"After my experience that summer, I intended to go back, affect change and give the Indian-American community some political clout. So, immediately when I went back I organized a voter registration drive. I got 300 people. That was the largest voter?s registration drive in Atlanta?s history. I, also, from my experience interning at the DNC, got a job through that. So, it has also helped me in my career."

The program has earned the respect of the Indian-American community at large, members of Congress and their staff. But most important, the participants themselves have been inspired to run for political office. Anjali Shaykher:

"Securing an internship on the Hill is one of the most difficult internships in (Washington) D.C. That gave me first-hand exposure to the policy-making process, what it is like being an elected official. I, definitely, because of that experience, definitely would like to run for office perhaps later down the line."

Many members of Congress have praised the Washington Leadership Program. For example, former House Minority Leader Dick Gephardt (D-MO), who has hosted interns from the program, calls this program "among the very best of its kind" in Washington.

IACPA takes pride in the success of its leadership program, which is building a new generation of Indian-American leaders, Professor Nurnberger says.

"More than ever, there are an increasing number of Indian-American candidates for office, elected officials, staff to political figures, media leaders, and political activists. Most significant, ever-increasing numbers of Indian Americans now understand the importance of setting political goals."

Five Indian-Americans now serve in state legislatures. Kumar Barve in Maryland, Upendra Chivukula in New Jersey, Swati Dandekar in Iowa and Satveer Chaudhri in Minnesota. And Nikki Randhawa Haley recently won a historical runoff for a seat in the South Carolina state assembly.

Bobby Jindal was the Republican candidate for governor in the southern state of Louisiana last year, but was narrowly defeated. Now, at the age of 33, he is running for a seat in the U.S. Congress, representing Louisiana's 1st congressional district.

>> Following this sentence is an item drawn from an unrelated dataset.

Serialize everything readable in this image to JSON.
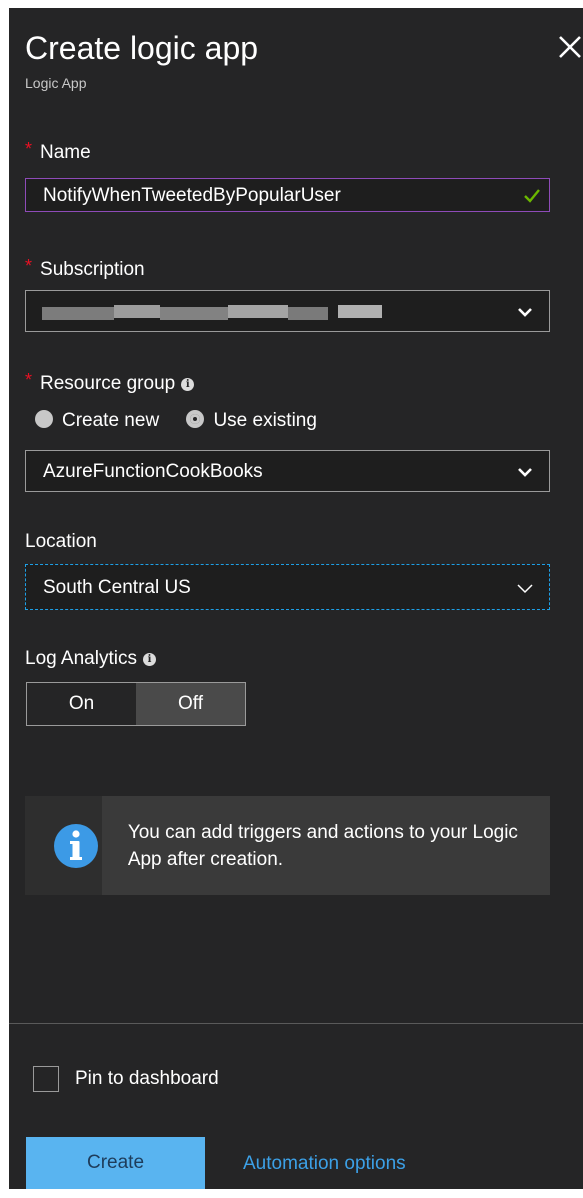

Officials of the Indian American Center for Political Awareness say more Indian-Americans are becoming involved in the American political process. And the Washington Leadership Program will clearly help prepare them for their role.